Boris Johnson is urging the nation to prepare for a no-deal Brexit, as the prospect of a free-trade agreement with Brussels looks increasingly gloomy.
While the government has issued guidance in certain areas, it remains fairly unclear how the majority of us can best prepare for the impacts that leaving the EU without a trade deal will have on our lives.
So, given what we do know, here are some of the main ways we can expect a no-deal Brexit to affect us.
How will food prices and availability change?
The first time most Britons will likely experience the material impacts of Brexit will be in shops and supermarkets.
Some 45 per cent of the UK’s food is imported, with 26 per cent coming from the EU, making the UK’s supplies vulnerable to border disruption, which the government admits is likely – particularly given some 200 million customs declarations will be required each year.
In the event of no-deal, tariffs averaging 18 per cent will be imposed on food and drink from the bloc, which – assuming around a quarter of the items in each shopping basket were affected – would see weekly shopping bills of £45 rise by around £2.
In total, the British Retail Consortium expects the annual hit to supermarkets and their customers from no-deal tariffs to reach £3.1bn.
These import taxes are expected to particularly impact fresh food, such as fruit and vegetables and meats, including 48 per cent on beef mince, 16 per cent on cucumbers, 10 per cent on lettuce and 9 per cent on tomatoes.
Meanwhile, former Tory cabinet minister Damian Green has warned that continental hauliers could opt to “give Britain a miss for the first couple of months” in order to avoid queues, disruption and red tape.
“That could obviously lead to a threat of shortages of parts for manufacturing and even possibly of food and so on,” he said.
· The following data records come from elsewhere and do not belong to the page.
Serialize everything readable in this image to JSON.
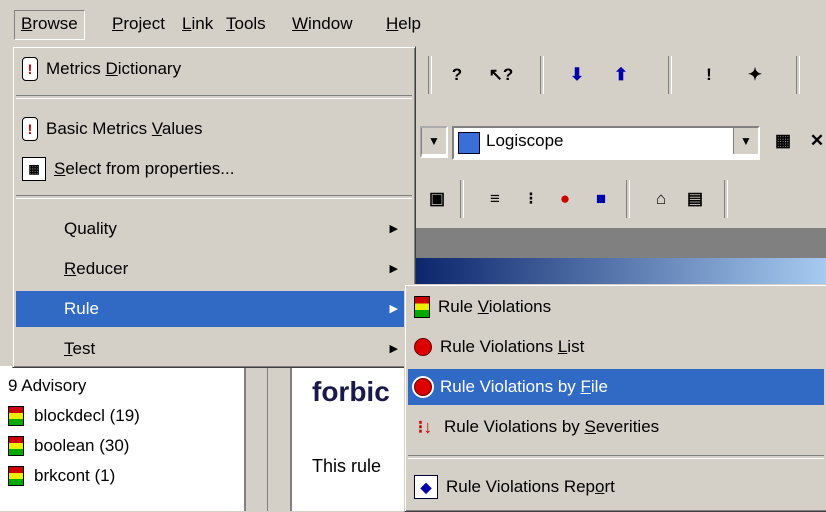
{
  "menubar": {
    "items": [
      "Browse",
      "Project",
      "Link",
      "Tools",
      "Window",
      "Help"
    ],
    "browse_access": "B",
    "browse_rest": "rowse",
    "project_access": "P",
    "project_rest": "roject",
    "link_access": "L",
    "link_rest": "ink",
    "tools_access": "T",
    "tools_rest": "ools",
    "window_access": "W",
    "window_rest": "indow",
    "help_access": "H",
    "help_rest": "elp"
  },
  "toolbar": {
    "combo_text": "Logiscope"
  },
  "browse_menu": {
    "metrics_dictionary": {
      "pre": "Metrics ",
      "acc": "D",
      "post": "ictionary"
    },
    "basic_metrics_values": {
      "pre": "Basic Metrics ",
      "acc": "V",
      "post": "alues"
    },
    "select_from_properties": {
      "pre": "",
      "acc": "S",
      "post": "elect from properties..."
    },
    "quality": {
      "pre": "",
      "acc": "",
      "post": "Quality"
    },
    "reducer": {
      "pre": "",
      "acc": "R",
      "post": "educer"
    },
    "rule": {
      "pre": "",
      "acc": "",
      "post": "Rule"
    },
    "test": {
      "pre": "",
      "acc": "T",
      "post": "est"
    }
  },
  "rule_submenu": {
    "rule_violations": {
      "pre": "Rule ",
      "acc": "V",
      "post": "iolations"
    },
    "rule_violations_list": {
      "pre": "Rule Violations ",
      "acc": "L",
      "post": "ist"
    },
    "rule_violations_by_file": {
      "pre": "Rule Violations by ",
      "acc": "F",
      "post": "ile"
    },
    "rule_violations_by_severities": {
      "pre": "Rule Violations by ",
      "acc": "S",
      "post": "everities"
    },
    "rule_violations_report": {
      "pre": "Rule Violations Rep",
      "acc": "o",
      "post": "rt"
    }
  },
  "left_pane": {
    "header": "9 Advisory",
    "items": [
      "blockdecl (19)",
      "boolean (30)",
      "brkcont (1)"
    ]
  },
  "content": {
    "heading": "forbic",
    "text": "This rule"
  },
  "colors": {
    "menu_bg": "#d4d0c8",
    "highlight": "#316ac5"
  }
}
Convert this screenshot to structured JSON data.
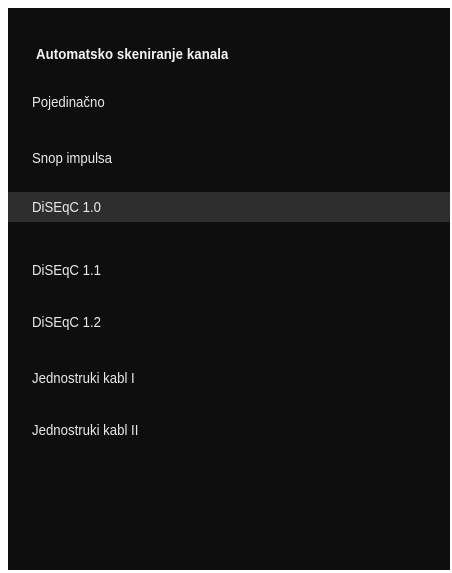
{
  "panel": {
    "title": "Automatsko skeniranje kanala",
    "background": "#0e0e0e",
    "highlight": "#2e2e2e"
  },
  "menu": {
    "focused_index": 2,
    "items": [
      {
        "label": "Pojedinačno"
      },
      {
        "label": "Snop impulsa"
      },
      {
        "label": "DiSEqC 1.0"
      },
      {
        "label": "DiSEqC 1.1"
      },
      {
        "label": "DiSEqC 1.2"
      },
      {
        "label": "Jednostruki kabl I"
      },
      {
        "label": "Jednostruki kabl II"
      }
    ]
  }
}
What impact would no-deal have on our personal finances?
The UK’s parliamentary fiscal watchdog, the Office for Budget Responsibility (OBR), has calculated that crashing out of the EU without a deal would cut the UK’s GDP growth by around 2 per cent in 2021, equating to roughly £40bn.
This translates into a loss of £1,500 per household.
In the longer-term, the OBR estimates the damage would hit 6 per cent of GDP over 15 years, equating to around £120bn – or £4,000 per household.
According to The Independent’s economics editor Ben Chu, it’s “impossible to say precisely which households would suffer because this would depend on which sectors people work in and the decisions of future politicians about benefits and taxes.
“Yet this is a rough indication of the size of the economic pain that would be borne – in some way – by the average UK household.”
What will happen to house prices and mortgages?
While the Royal Institution of Chartered Surveyors’ (RICS) latest survey found some surveyors fear a no-deal Brexit could negatively impact the housing market, it’s difficult to predict whether house prices will fall as a result – particularly given their relative robustness in the face of the economic fallout caused by the pandemic.
In terms of mortgages, The Independent has previously reported that financial markets are currently pricing in the Bank of England cutting interest rates below zero in the coming months to help support the economy.
While negative interest rates probably wouldn’t result in a fall in average mortgage repayments from their current ultra-low levels, it would ensure they didn’t rise – and could help in a small manner to cushion the blow of other economic impacts for some households.
How will no-deal affect employment?
The OBR forecasts that around 300,000 jobs will be lost next year, relative to otherwise, if the UK fails to agree a trade deal – with the losses largely felt in sectors heavily reliant upon EU trade.
With the UK currently exporting some 50 per cent of its manufactured cars to the bloc, no-deal would be particularly severe on the automotive sector, which would be hit with 10 per cent tariffs on car sales.
Many exporting firms would also face EU tariffs, making those exports less competitive and likely reducing demand for them, with a likely knock-on effect for employees’ wages and job security.
And researchers at the Institute for Fiscal Studies calculate that the economic hit from no-deal is likely to disproportionately affect workers in lower-skilled roles.
“These tend to be older men with skills specific to their occupation who, history suggests, may struggle to find equally well-paid work if their current employment were to disappear,” they note.
It’s also worth noting that while the coronavirus pandemic has dealt a heavy blow to the UK’s services and hospitality sectors, the OBR expects that several industries more resilient to lockdown and health restrictions – such as manufacturing, financial services and agriculture – are set to fare worse in the event of no-deal.